- Govt plans to introduce a Shared Health Records (SHR) system in hospitals
- Under SHR system, patients will get unique digital IDs
- History of diseases, doctors' appointments, treatments will be stored in IDs
- Records will be shared across hospitals
- Online appointment system will be launched for patients
- Telemedicine activities will be strengthened
- The system will reduce irregularities in healthcare, ensure better services
- Health experts suggest inclusion of private hospitals in the SHR system
The government has planned to introduce Shared Health Records (SHR) – a digital record of a patient's health information shared between healthcare providers – in public hospitals across the country. The modernised system will reduce hassle for patients and doctors, as well as bring transparency and quality to healthcare services.
Under the proposed programme, a central database will be created for storing health information of patients. Each patient will get an identification number under which the patient's medical records – diseases, doctor's appointments and treatment history – will be stored digitally and this electronic data will be accessible by all hospitals at any time.
According to sources at the Directorate of General of Health Services (DGHS), the system has already been piloted in some hospitals. Now a project will be taken to introduce it in 623 hospitals at upazila and district levels across the country at an estimated cost of Tk1,770 crore.

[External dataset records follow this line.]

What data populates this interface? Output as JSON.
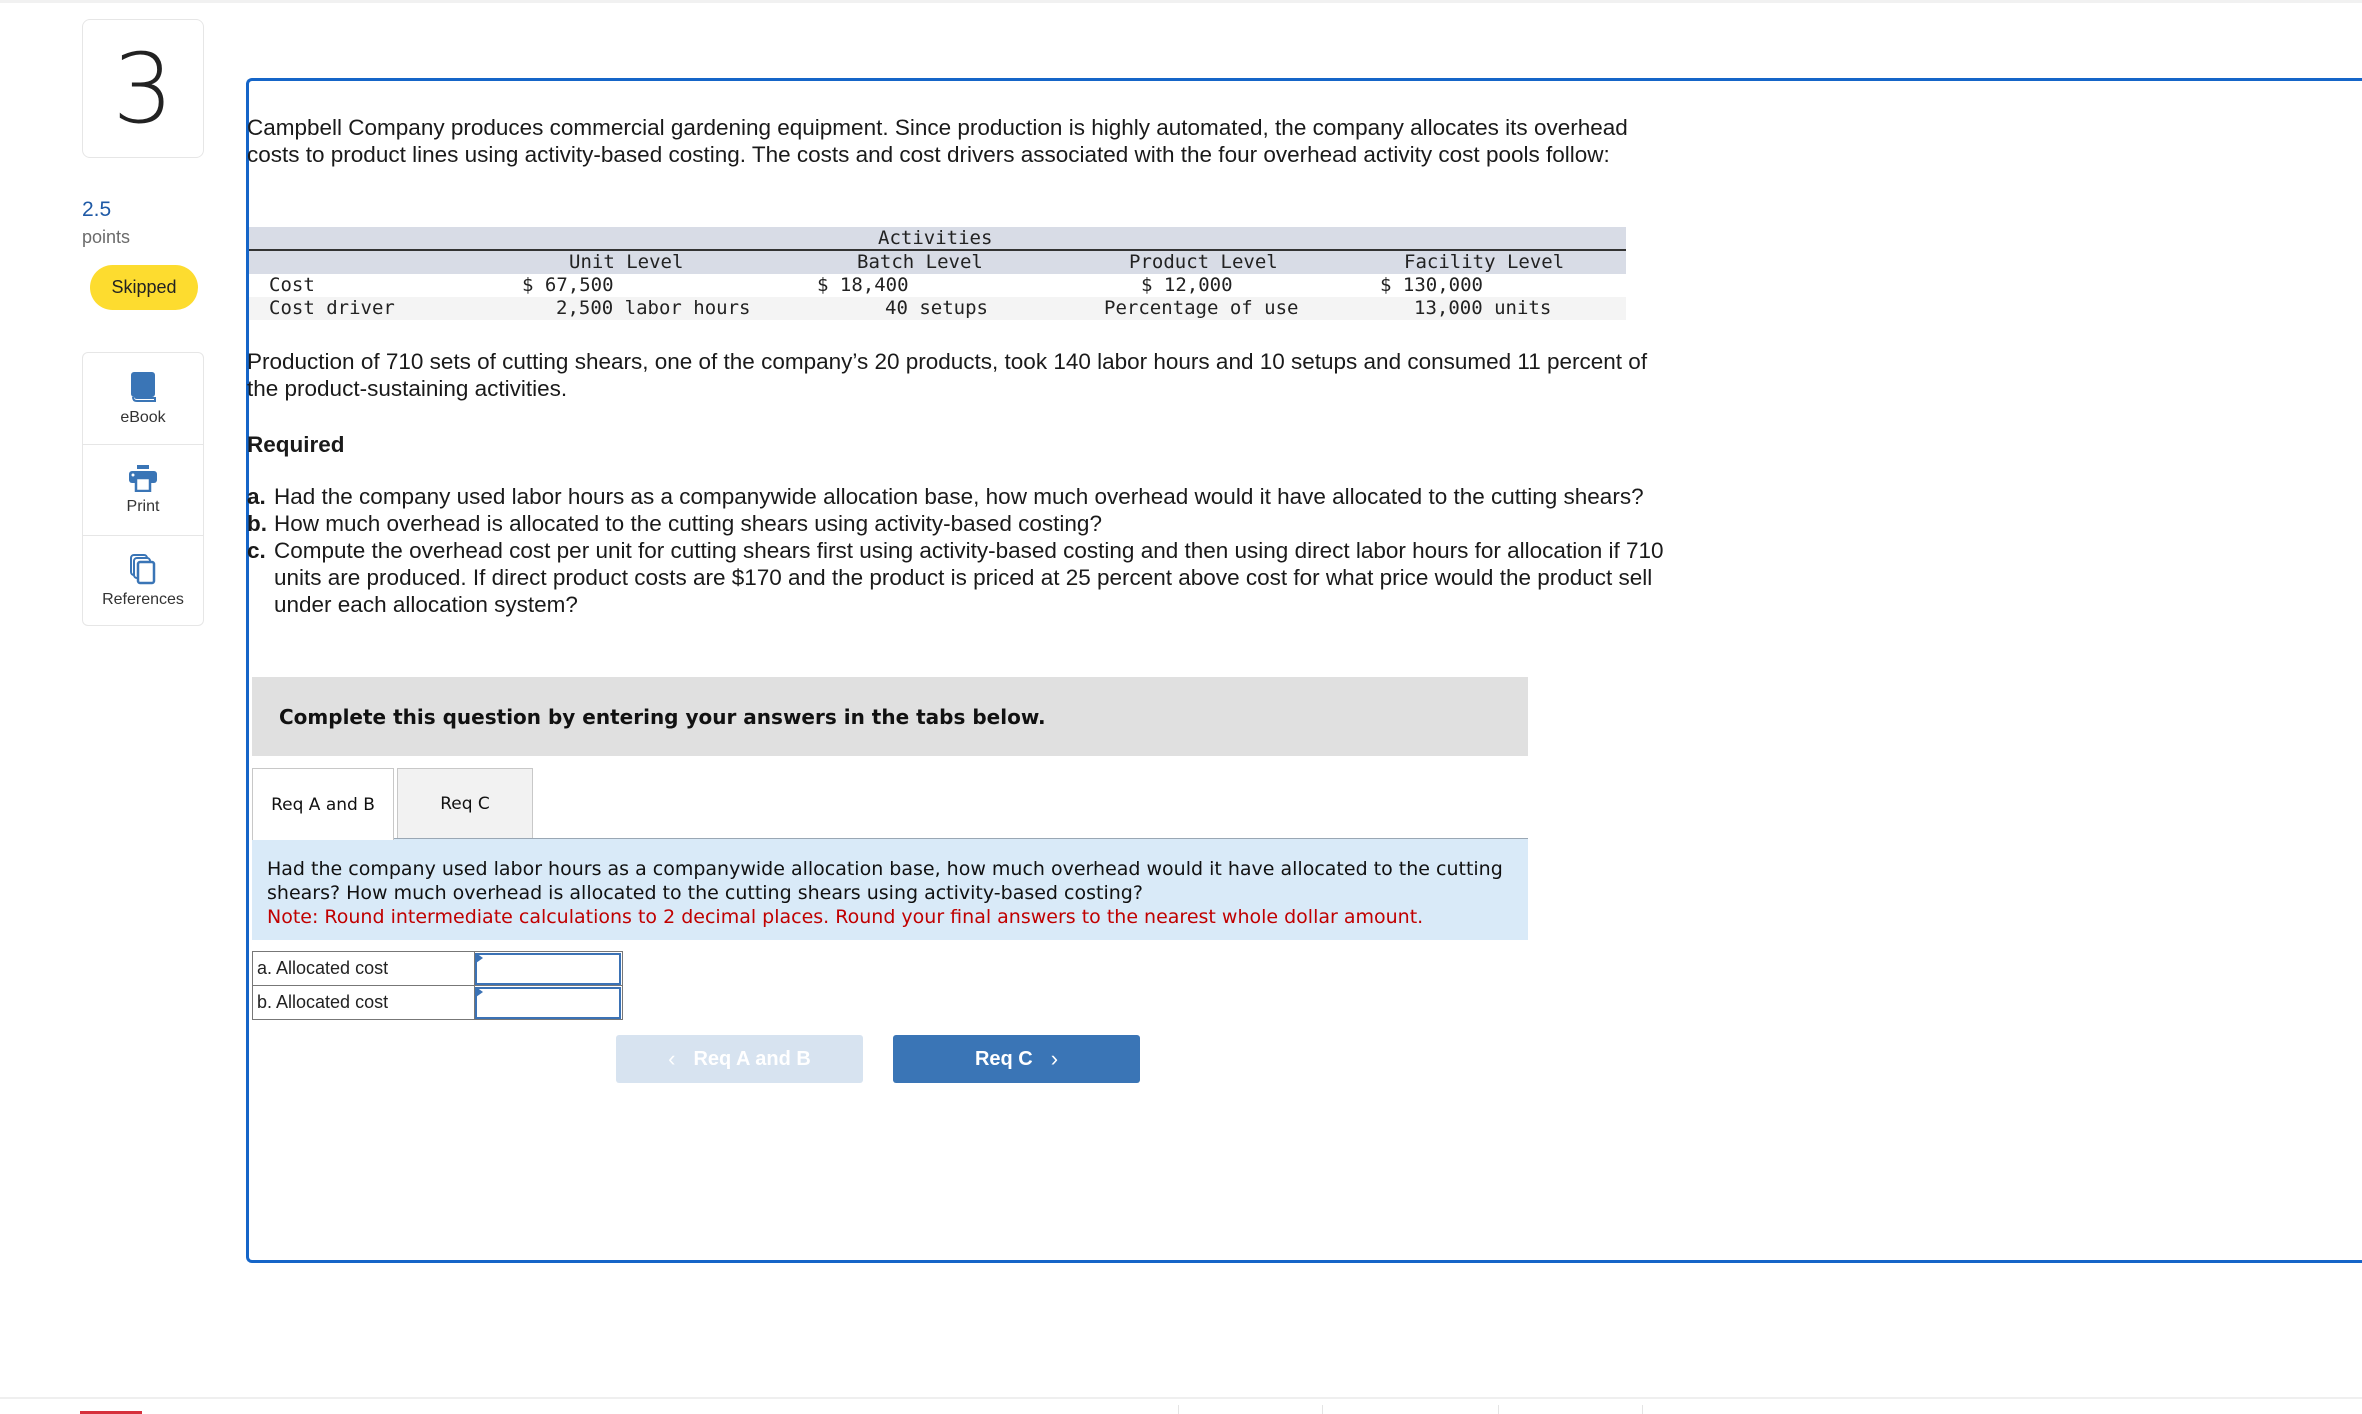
{
  "question": {
    "number": "3",
    "points_value": "2.5",
    "points_label": "points",
    "status": "Skipped"
  },
  "tools": [
    {
      "label": "eBook",
      "icon": "book-icon"
    },
    {
      "label": "Print",
      "icon": "printer-icon"
    },
    {
      "label": "References",
      "icon": "documents-icon"
    }
  ],
  "problem": {
    "intro": "Campbell Company produces commercial gardening equipment. Since production is highly automated, the company allocates its overhead costs to product lines using activity-based costing. The costs and cost drivers associated with the four overhead activity cost pools follow:",
    "table": {
      "group_header": "Activities",
      "columns": [
        "Unit Level",
        "Batch Level",
        "Product Level",
        "Facility Level"
      ],
      "rows": [
        {
          "label": "Cost",
          "cells": [
            "$ 67,500",
            "$ 18,400",
            "$ 12,000",
            "$ 130,000"
          ]
        },
        {
          "label": "Cost driver",
          "cells": [
            "2,500 labor hours",
            "40 setups",
            "Percentage of use",
            "13,000 units"
          ]
        }
      ]
    },
    "production_text": "Production of 710 sets of cutting shears, one of the company’s 20 products, took 140 labor hours and 10 setups and consumed 11 percent of the product-sustaining activities.",
    "required_title": "Required",
    "requirements": [
      {
        "letter": "a.",
        "text": "Had the company used labor hours as a companywide allocation base, how much overhead would it have allocated to the cutting shears?"
      },
      {
        "letter": "b.",
        "text": "How much overhead is allocated to the cutting shears using activity-based costing?"
      },
      {
        "letter": "c.",
        "text": "Compute the overhead cost per unit for cutting shears first using activity-based costing and then using direct labor hours for allocation if 710 units are produced. If direct product costs are $170 and the product is priced at 25 percent above cost for what price would the product sell under each allocation system?"
      }
    ]
  },
  "instructions": "Complete this question by entering your answers in the tabs below.",
  "tabs": [
    {
      "label": "Req A and B",
      "active": true
    },
    {
      "label": "Req C",
      "active": false
    }
  ],
  "active_tab": {
    "question": "Had the company used labor hours as a companywide allocation base, how much overhead would it have allocated to the cutting shears? How much overhead is allocated to the cutting shears using activity-based costing?",
    "note": "Note: Round intermediate calculations to 2 decimal places. Round your final answers to the nearest whole dollar amount.",
    "answers": [
      {
        "label": "a. Allocated cost",
        "value": ""
      },
      {
        "label": "b. Allocated cost",
        "value": ""
      }
    ]
  },
  "navigation": {
    "prev_label": "Req A and B",
    "next_label": "Req C",
    "prev_enabled": false
  },
  "colors": {
    "frame_blue": "#1565c8",
    "skipped_yellow": "#fddc2f",
    "nav_primary": "#3a75b6",
    "note_red": "#c00000"
  }
}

The project proposal has already been sent to the Planning Commission for approval. Once approved, the project will be implemented in about two years, sources said.
Due to this central health record, a patient will not have to provide their history to doctors while visiting public hospitals for a second time, reducing the hassle for both the patient and the physician.
The DGHS believes that medical services will be available quickly and easily and the quality of services will improve.
According to the project proposal, this programme has already been successfully tested in 53 hospitals using an open-source software called OpenMRS+ (Open Medical Record System).
If this technology-based health system is introduced, the healthcare service sector will become corruption-free, as well as cost-effective, according to the proposal.
An online appointment system will be launched for patients based on their IDs. Also, digital health record system will help strengthen telemedicine activities, it says.
The proposal also mentions that necessary equipment will be procured and installed in government health institutions. Moreover, some 1,03,890 service providers will be trained. Along with this, 4,458 IT manpower will be recruited.
Health experts for inclusion of private hospitals in SHR
Dr Nizam Uddin Ahmed, a public health expert and CEO of the national digital health service Shastho Batayon, told The Business Standard, "If the health system is digitised, a central health database will be created from where people can get health services easily using their IDs. This can be easily done using the NIDs we have now. That way, patients won't need to bring prescriptions during hospital visits for a second or third time as their records will be available in the digital system."
He said, "If it is implemented, people's suffering and expenses will be reduced greatly."
However, private hospitals should also be included in the central system as 70% of health services in the country are provided by the private sector. A combination of public and private sectors is essential for ensuring maximum services to patients, Nizam Uddin added.
According to health experts, it is necessary to take steps to digitise private hospitals with their own funding in coordination with the DGHS.
Some individual initiatives have already been taken by some private hospitals. One such example is "Aalo Clinic". In this clinic, every step from patient registration to prescription and test report is computerised.
Once a patient is registered, doctors can easily view their previous treatment information to schedule follow-up or future appointments. All prescriptions made by doctors of Aalo Clinic are stored in a Cloud server.
Aalo Clinic has branches at Karail slum, Duaripara in Mirpur, Shyampur Industrial Area, Dhalpur in Jatrabari, Ershad Nagar in Tongi, and Tanbazar in Narayanganj.
Another pilot project under the Swedish International Development Cooperation Agency (Sida) and Unicef is underway to provide healthcare to Dhaka residents. The DGHS is also assisting in this.
Apart from this, the big private hospitals of the country have patient cards, which contain information about visiting patients.
Currently, around 65-67% of healthcare in the country is provided by the private sector. Public hospitals under the DGHS have 52,807 beds, while private hospitals registered with the DGHS have 90,587.